▶ **DESCRIPTION OF THE TASK**:
Print out the data below in full and exactly, skipping the pictures.

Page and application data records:
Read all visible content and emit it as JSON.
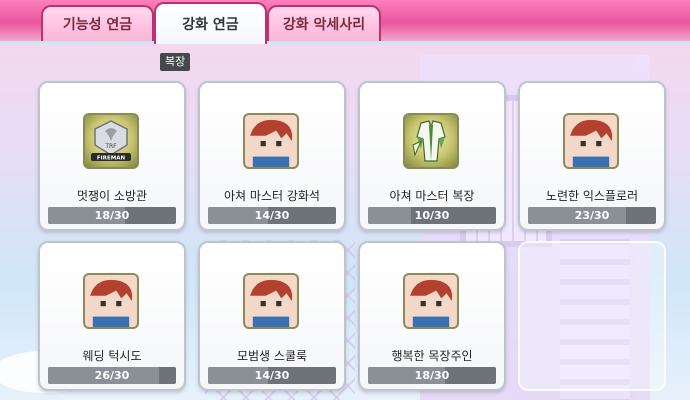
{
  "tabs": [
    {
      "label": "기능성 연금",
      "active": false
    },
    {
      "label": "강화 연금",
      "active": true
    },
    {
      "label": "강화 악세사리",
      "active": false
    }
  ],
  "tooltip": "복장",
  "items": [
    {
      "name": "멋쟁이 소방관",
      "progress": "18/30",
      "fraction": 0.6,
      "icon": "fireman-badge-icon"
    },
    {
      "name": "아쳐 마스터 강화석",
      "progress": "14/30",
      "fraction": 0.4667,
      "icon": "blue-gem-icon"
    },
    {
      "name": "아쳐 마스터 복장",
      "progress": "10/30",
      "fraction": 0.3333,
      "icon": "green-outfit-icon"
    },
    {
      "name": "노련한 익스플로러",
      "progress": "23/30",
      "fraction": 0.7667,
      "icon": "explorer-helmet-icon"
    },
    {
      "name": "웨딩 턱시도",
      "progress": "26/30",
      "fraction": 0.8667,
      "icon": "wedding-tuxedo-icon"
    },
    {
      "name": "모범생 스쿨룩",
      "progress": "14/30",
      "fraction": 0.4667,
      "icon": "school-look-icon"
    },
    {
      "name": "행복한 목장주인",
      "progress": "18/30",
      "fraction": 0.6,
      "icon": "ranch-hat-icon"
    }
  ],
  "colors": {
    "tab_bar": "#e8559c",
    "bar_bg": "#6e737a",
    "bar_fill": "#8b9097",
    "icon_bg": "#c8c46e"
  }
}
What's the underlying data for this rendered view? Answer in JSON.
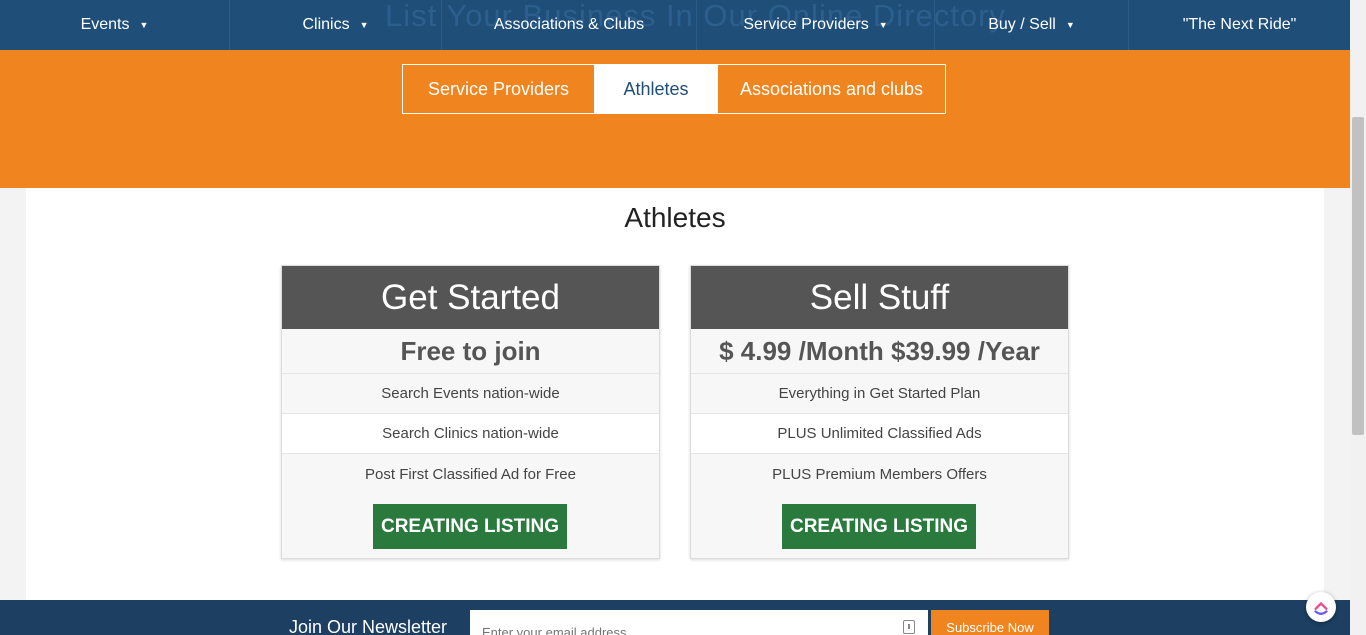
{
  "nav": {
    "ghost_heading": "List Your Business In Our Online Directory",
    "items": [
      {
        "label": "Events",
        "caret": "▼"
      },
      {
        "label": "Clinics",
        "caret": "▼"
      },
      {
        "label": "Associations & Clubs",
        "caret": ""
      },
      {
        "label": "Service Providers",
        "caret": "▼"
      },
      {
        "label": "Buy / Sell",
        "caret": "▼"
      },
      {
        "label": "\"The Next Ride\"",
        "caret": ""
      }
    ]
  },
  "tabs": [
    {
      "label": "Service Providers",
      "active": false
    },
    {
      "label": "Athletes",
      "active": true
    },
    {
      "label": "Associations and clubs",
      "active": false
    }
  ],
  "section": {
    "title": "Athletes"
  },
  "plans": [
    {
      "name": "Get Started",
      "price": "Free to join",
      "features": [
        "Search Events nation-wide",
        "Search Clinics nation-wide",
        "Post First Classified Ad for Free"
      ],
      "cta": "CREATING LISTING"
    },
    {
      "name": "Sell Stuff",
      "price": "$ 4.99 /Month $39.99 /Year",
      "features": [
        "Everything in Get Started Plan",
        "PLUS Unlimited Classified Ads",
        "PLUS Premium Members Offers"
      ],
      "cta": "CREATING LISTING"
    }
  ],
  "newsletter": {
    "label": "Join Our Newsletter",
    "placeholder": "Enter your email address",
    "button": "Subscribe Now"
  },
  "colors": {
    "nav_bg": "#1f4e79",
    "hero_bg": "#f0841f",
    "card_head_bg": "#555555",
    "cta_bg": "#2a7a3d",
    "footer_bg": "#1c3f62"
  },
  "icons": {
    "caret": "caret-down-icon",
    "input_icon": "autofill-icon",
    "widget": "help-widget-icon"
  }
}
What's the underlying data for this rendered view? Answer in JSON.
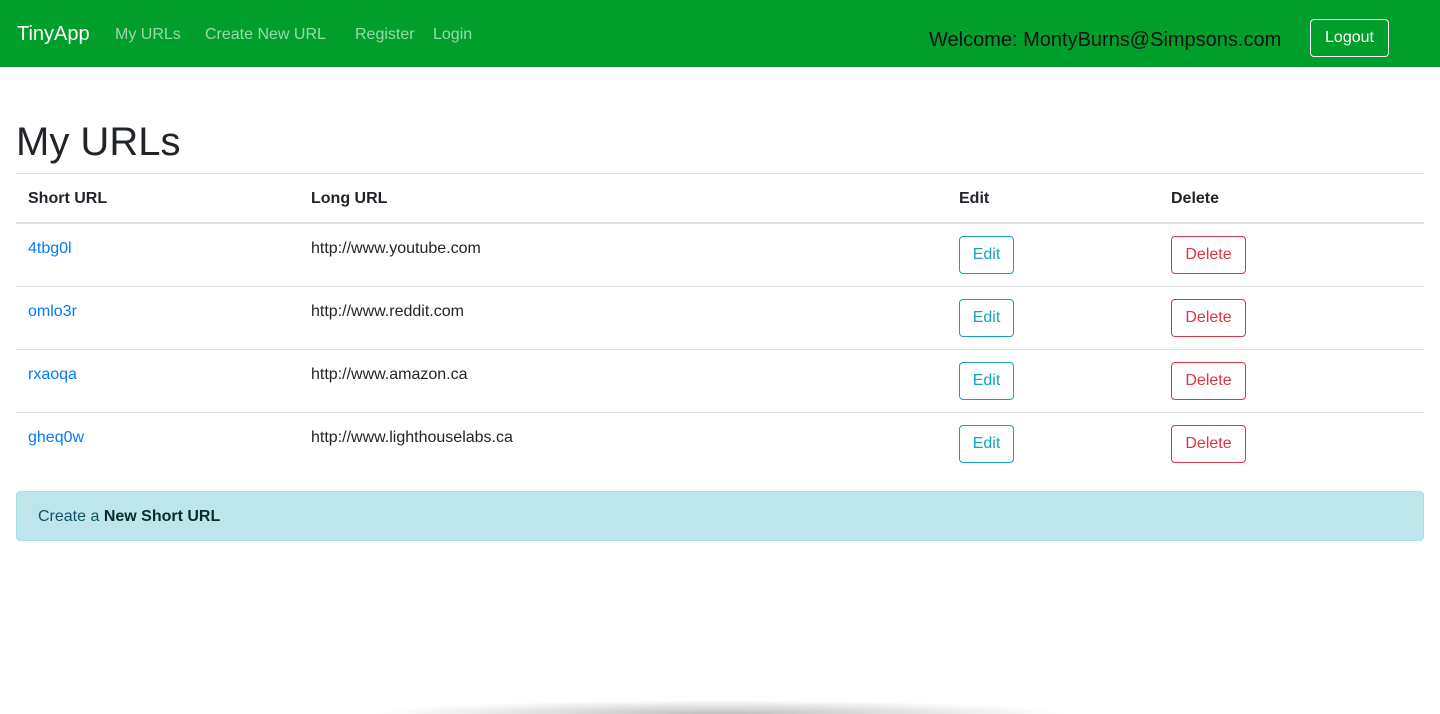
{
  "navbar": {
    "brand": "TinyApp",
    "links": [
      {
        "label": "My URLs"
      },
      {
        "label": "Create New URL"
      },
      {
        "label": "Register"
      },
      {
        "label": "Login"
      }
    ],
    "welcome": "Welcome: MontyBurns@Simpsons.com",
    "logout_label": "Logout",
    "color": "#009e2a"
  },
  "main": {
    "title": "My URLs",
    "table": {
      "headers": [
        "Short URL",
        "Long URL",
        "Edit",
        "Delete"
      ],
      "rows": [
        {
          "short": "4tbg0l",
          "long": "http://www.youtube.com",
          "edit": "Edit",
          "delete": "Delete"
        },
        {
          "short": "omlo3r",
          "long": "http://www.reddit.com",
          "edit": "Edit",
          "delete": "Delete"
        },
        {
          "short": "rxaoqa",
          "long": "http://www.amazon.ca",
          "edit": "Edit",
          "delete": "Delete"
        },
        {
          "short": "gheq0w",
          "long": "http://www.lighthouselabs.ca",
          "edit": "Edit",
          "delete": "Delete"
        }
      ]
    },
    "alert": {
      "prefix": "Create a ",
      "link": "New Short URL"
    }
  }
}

▶ **RESULT BELOW**:
Read all visible content and emit it as JSON.
{
  "tabs": [
    {
      "label": "기능성 연금",
      "active": false
    },
    {
      "label": "강화 연금",
      "active": true
    },
    {
      "label": "강화 악세사리",
      "active": false
    }
  ],
  "tooltip": "복장",
  "items": [
    {
      "name": "멋쟁이 소방관",
      "progress": "18/30",
      "fraction": 0.6,
      "icon": "fireman-badge-icon"
    },
    {
      "name": "아쳐 마스터 강화석",
      "progress": "14/30",
      "fraction": 0.4667,
      "icon": "blue-gem-icon"
    },
    {
      "name": "아쳐 마스터 복장",
      "progress": "10/30",
      "fraction": 0.3333,
      "icon": "green-outfit-icon"
    },
    {
      "name": "노련한 익스플로러",
      "progress": "23/30",
      "fraction": 0.7667,
      "icon": "explorer-helmet-icon"
    },
    {
      "name": "웨딩 턱시도",
      "progress": "26/30",
      "fraction": 0.8667,
      "icon": "wedding-tuxedo-icon"
    },
    {
      "name": "모범생 스쿨룩",
      "progress": "14/30",
      "fraction": 0.4667,
      "icon": "school-look-icon"
    },
    {
      "name": "행복한 목장주인",
      "progress": "18/30",
      "fraction": 0.6,
      "icon": "ranch-hat-icon"
    }
  ],
  "colors": {
    "tab_bar": "#e8559c",
    "bar_bg": "#6e737a",
    "bar_fill": "#8b9097",
    "icon_bg": "#c8c46e"
  }
}
What's the underlying data for this rendered view? Answer in JSON.
{
  "nav": {
    "ghost_heading": "List Your Business In Our Online Directory",
    "items": [
      {
        "label": "Events",
        "caret": "▼"
      },
      {
        "label": "Clinics",
        "caret": "▼"
      },
      {
        "label": "Associations & Clubs",
        "caret": ""
      },
      {
        "label": "Service Providers",
        "caret": "▼"
      },
      {
        "label": "Buy / Sell",
        "caret": "▼"
      },
      {
        "label": "\"The Next Ride\"",
        "caret": ""
      }
    ]
  },
  "tabs": [
    {
      "label": "Service Providers",
      "active": false
    },
    {
      "label": "Athletes",
      "active": true
    },
    {
      "label": "Associations and clubs",
      "active": false
    }
  ],
  "section": {
    "title": "Athletes"
  },
  "plans": [
    {
      "name": "Get Started",
      "price": "Free to join",
      "features": [
        "Search Events nation-wide",
        "Search Clinics nation-wide",
        "Post First Classified Ad for Free"
      ],
      "cta": "CREATING LISTING"
    },
    {
      "name": "Sell Stuff",
      "price": "$ 4.99 /Month $39.99 /Year",
      "features": [
        "Everything in Get Started Plan",
        "PLUS Unlimited Classified Ads",
        "PLUS Premium Members Offers"
      ],
      "cta": "CREATING LISTING"
    }
  ],
  "newsletter": {
    "label": "Join Our Newsletter",
    "placeholder": "Enter your email address",
    "button": "Subscribe Now"
  },
  "colors": {
    "nav_bg": "#1f4e79",
    "hero_bg": "#f0841f",
    "card_head_bg": "#555555",
    "cta_bg": "#2a7a3d",
    "footer_bg": "#1c3f62"
  },
  "icons": {
    "caret": "caret-down-icon",
    "input_icon": "autofill-icon",
    "widget": "help-widget-icon"
  }
}
What's the underlying data for this rendered view? Answer in JSON.
{
  "navbar": {
    "brand": "TinyApp",
    "links": [
      {
        "label": "My URLs"
      },
      {
        "label": "Create New URL"
      },
      {
        "label": "Register"
      },
      {
        "label": "Login"
      }
    ],
    "welcome": "Welcome: MontyBurns@Simpsons.com",
    "logout_label": "Logout",
    "color": "#009e2a"
  },
  "main": {
    "title": "My URLs",
    "table": {
      "headers": [
        "Short URL",
        "Long URL",
        "Edit",
        "Delete"
      ],
      "rows": [
        {
          "short": "4tbg0l",
          "long": "http://www.youtube.com",
          "edit": "Edit",
          "delete": "Delete"
        },
        {
          "short": "omlo3r",
          "long": "http://www.reddit.com",
          "edit": "Edit",
          "delete": "Delete"
        },
        {
          "short": "rxaoqa",
          "long": "http://www.amazon.ca",
          "edit": "Edit",
          "delete": "Delete"
        },
        {
          "short": "gheq0w",
          "long": "http://www.lighthouselabs.ca",
          "edit": "Edit",
          "delete": "Delete"
        }
      ]
    },
    "alert": {
      "prefix": "Create a ",
      "link": "New Short URL"
    }
  }
}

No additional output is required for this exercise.